Ah, the power of asking for discounts. Here are a few stories from Consumerist readers who “threatened” their cable operators and got discounts because of it. Paul writes:
- Thanks a lot for the article about threatening to cancel cable service. I did that today and saved a bundle. Here’s the basic rundown: I called my ISP, Charter, and said I wanted to cancel my account. When asked why, I said that it was too expensive (I’ve been paying about $62/month for a 3Mbps connection) and that I wanted their $19.99/month promotion rate (listed on their webpage for new customers). After some poking around on the computer, the CSR was able to get me the lower rate for a full twelve months! I’m pretty happy; a 67% reduction is pretty good, so I need to figure out what to do with the extra $40/month that I’ll have now.

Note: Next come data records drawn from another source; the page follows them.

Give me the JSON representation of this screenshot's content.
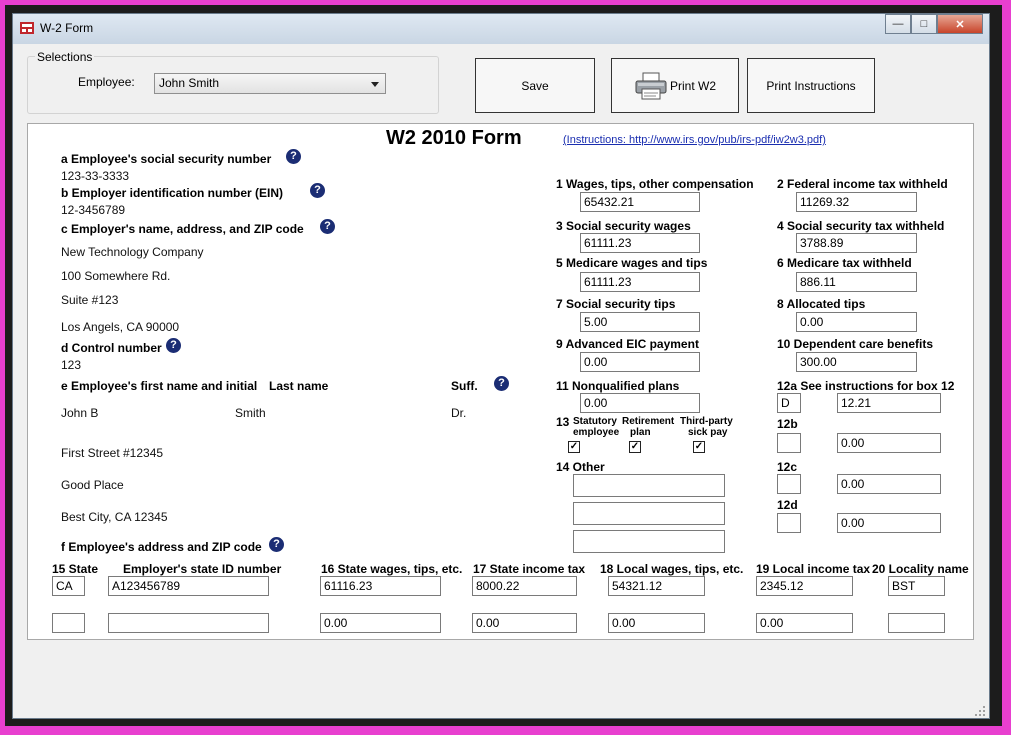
{
  "window": {
    "title": "W-2 Form"
  },
  "selections": {
    "legend": "Selections",
    "employee_label": "Employee:",
    "employee_value": "John Smith"
  },
  "toolbar": {
    "save": "Save",
    "print_w2": "Print W2",
    "print_instructions": "Print Instructions"
  },
  "form": {
    "title": "W2 2010 Form",
    "instructions_link": "(Instructions: http://www.irs.gov/pub/irs-pdf/iw2w3.pdf)",
    "a": {
      "label": "a Employee's social security number",
      "value": "123-33-3333"
    },
    "b": {
      "label": "b Employer identification number (EIN)",
      "value": "12-3456789"
    },
    "c": {
      "label": "c Employer's name, address, and ZIP code",
      "lines": [
        "New Technology Company",
        "100 Somewhere Rd.",
        "Suite #123",
        "Los Angels, CA 90000"
      ]
    },
    "d": {
      "label": "d Control number",
      "value": "123"
    },
    "e": {
      "label": "e Employee's first name and initial",
      "last_label": "Last name",
      "suff_label": "Suff.",
      "first": "John B",
      "last": "Smith",
      "suff": "Dr.",
      "address_lines": [
        "First Street #12345",
        "Good Place",
        "Best City, CA 12345"
      ]
    },
    "f": {
      "label": "f Employee's address and ZIP code"
    },
    "box1": {
      "label": "1 Wages, tips, other compensation",
      "value": "65432.21"
    },
    "box2": {
      "label": "2 Federal income tax withheld",
      "value": "11269.32"
    },
    "box3": {
      "label": "3 Social security wages",
      "value": "61111.23"
    },
    "box4": {
      "label": "4 Social security tax withheld",
      "value": "3788.89"
    },
    "box5": {
      "label": "5 Medicare wages and tips",
      "value": "61111.23"
    },
    "box6": {
      "label": "6 Medicare tax withheld",
      "value": "886.11"
    },
    "box7": {
      "label": "7 Social security tips",
      "value": "5.00"
    },
    "box8": {
      "label": "8 Allocated tips",
      "value": "0.00"
    },
    "box9": {
      "label": "9 Advanced EIC payment",
      "value": "0.00"
    },
    "box10": {
      "label": "10 Dependent care benefits",
      "value": "300.00"
    },
    "box11": {
      "label": "11 Nonqualified plans",
      "value": "0.00"
    },
    "box12a": {
      "label": "12a See instructions for box 12",
      "code": "D",
      "value": "12.21"
    },
    "box12b": {
      "label": "12b",
      "code": "",
      "value": "0.00"
    },
    "box12c": {
      "label": "12c",
      "code": "",
      "value": "0.00"
    },
    "box12d": {
      "label": "12d",
      "code": "",
      "value": "0.00"
    },
    "box13": {
      "label": "13",
      "statutory_l1": "Statutory",
      "statutory_l2": "employee",
      "retirement_l1": "Retirement",
      "retirement_l2": "plan",
      "thirdparty_l1": "Third-party",
      "thirdparty_l2": "sick pay",
      "check_mark": "✓"
    },
    "box14": {
      "label": "14 Other"
    },
    "state": {
      "h15": "15 State",
      "hid": "Employer's state ID number",
      "h16": "16 State wages, tips, etc.",
      "h17": "17 State income tax",
      "h18": "18 Local wages, tips, etc.",
      "h19": "19 Local income tax",
      "h20": "20 Locality name",
      "rows": [
        {
          "state": "CA",
          "id": "A123456789",
          "wages": "61116.23",
          "tax": "8000.22",
          "local_wages": "54321.12",
          "local_tax": "2345.12",
          "locality": "BST"
        },
        {
          "state": "",
          "id": "",
          "wages": "0.00",
          "tax": "0.00",
          "local_wages": "0.00",
          "local_tax": "0.00",
          "locality": ""
        }
      ]
    }
  },
  "icons": {
    "help": "?",
    "minimize": "—",
    "maximize": "□",
    "close": "✕"
  }
}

No, Paul, thank you for sharing your story.
- I just read your story on getting discounts on cable by threatening to cancel. I just did this, and it worked out quite well. I had been getting cable for an absurdly low rate – one of those rates that expire after a set amount of time. I was getting Comcast’s “Digital Silver” package for $30 a month (lots of channels, Encore, Bravo, SciFi, plus HBO, about 200 total). I got February’s bill and it had jumped to $70, which I knew was coming and had planned to cancel my service once it did.
When I called to cancel I talked to a (amazingly) nice CSR at Comcast who asked me why I was cancelling. I explained my situation… told her I simply couldn’t afford it. She asked me what I needed cable for and I said really I like the OnDemand feature and HBO shows. She said “Honey you hold on for a moment and Miss Jones will see what she can do for you.” I kid you not.

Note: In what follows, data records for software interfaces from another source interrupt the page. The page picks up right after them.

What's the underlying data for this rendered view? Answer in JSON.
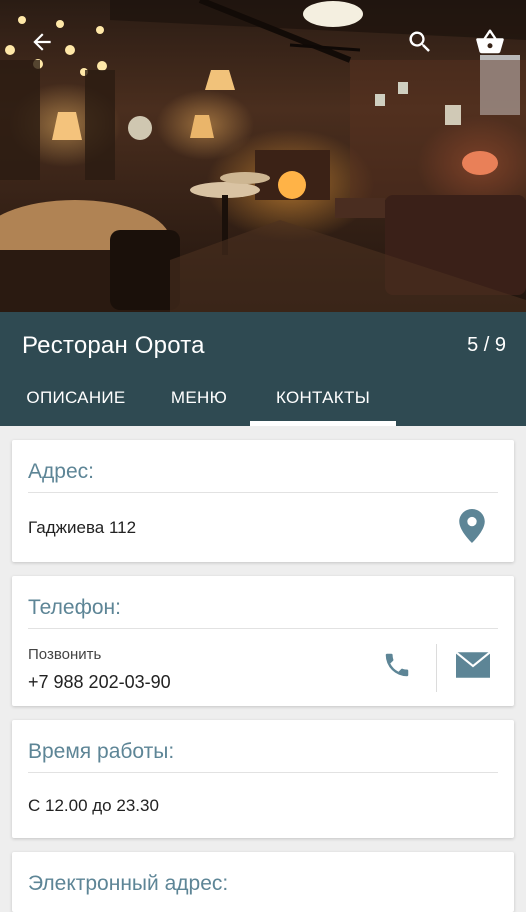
{
  "hero": {
    "back_icon": "arrow-left-icon",
    "search_icon": "search-icon",
    "basket_icon": "basket-icon"
  },
  "appbar": {
    "title": "Ресторан Орота",
    "counter": "5 / 9",
    "background": "#2f4a52"
  },
  "tabs": [
    {
      "label": "ОПИСАНИЕ"
    },
    {
      "label": "МЕНЮ"
    },
    {
      "label": "КОНТАКТЫ",
      "selected": true
    }
  ],
  "contacts": {
    "address": {
      "heading": "Адрес:",
      "value": "Гаджиева 112",
      "icon": "map-pin-icon"
    },
    "phone": {
      "heading": "Телефон:",
      "hint": "Позвонить",
      "value": "+7 988 202-03-90",
      "call_icon": "phone-icon",
      "message_icon": "envelope-icon"
    },
    "hours": {
      "heading": "Время работы:",
      "value": "С 12.00 до 23.30"
    },
    "email": {
      "heading": "Электронный адрес:"
    }
  },
  "accent_color": "#5d8596"
}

Five minutes later she came back and offered to continue my service for $38 dollars a month for the next six months instead of the regular $70. While it’s still more a month, I consider it pretty big since the original deal had gotten me that rate for 16 months. Just thought I’d let you know. I also got her direct line in case other issues come up – no 800 number, just a regular phone number and extension.
That’s a lot of words for a simple story… just thought I’d let you know.

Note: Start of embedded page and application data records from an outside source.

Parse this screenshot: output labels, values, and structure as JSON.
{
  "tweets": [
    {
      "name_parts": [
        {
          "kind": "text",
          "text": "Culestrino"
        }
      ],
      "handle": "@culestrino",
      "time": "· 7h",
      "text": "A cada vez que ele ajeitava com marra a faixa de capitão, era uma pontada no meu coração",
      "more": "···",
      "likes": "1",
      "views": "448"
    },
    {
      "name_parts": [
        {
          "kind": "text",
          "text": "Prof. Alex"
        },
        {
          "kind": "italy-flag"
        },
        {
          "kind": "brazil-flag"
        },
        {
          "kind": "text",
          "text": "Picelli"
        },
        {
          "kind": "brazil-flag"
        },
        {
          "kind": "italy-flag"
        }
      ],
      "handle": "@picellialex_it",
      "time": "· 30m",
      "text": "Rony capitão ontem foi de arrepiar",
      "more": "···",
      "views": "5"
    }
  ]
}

Good job, Zac! Thanks for sharing your story. The rest of you, get on the phone! —MEGHANN MARCO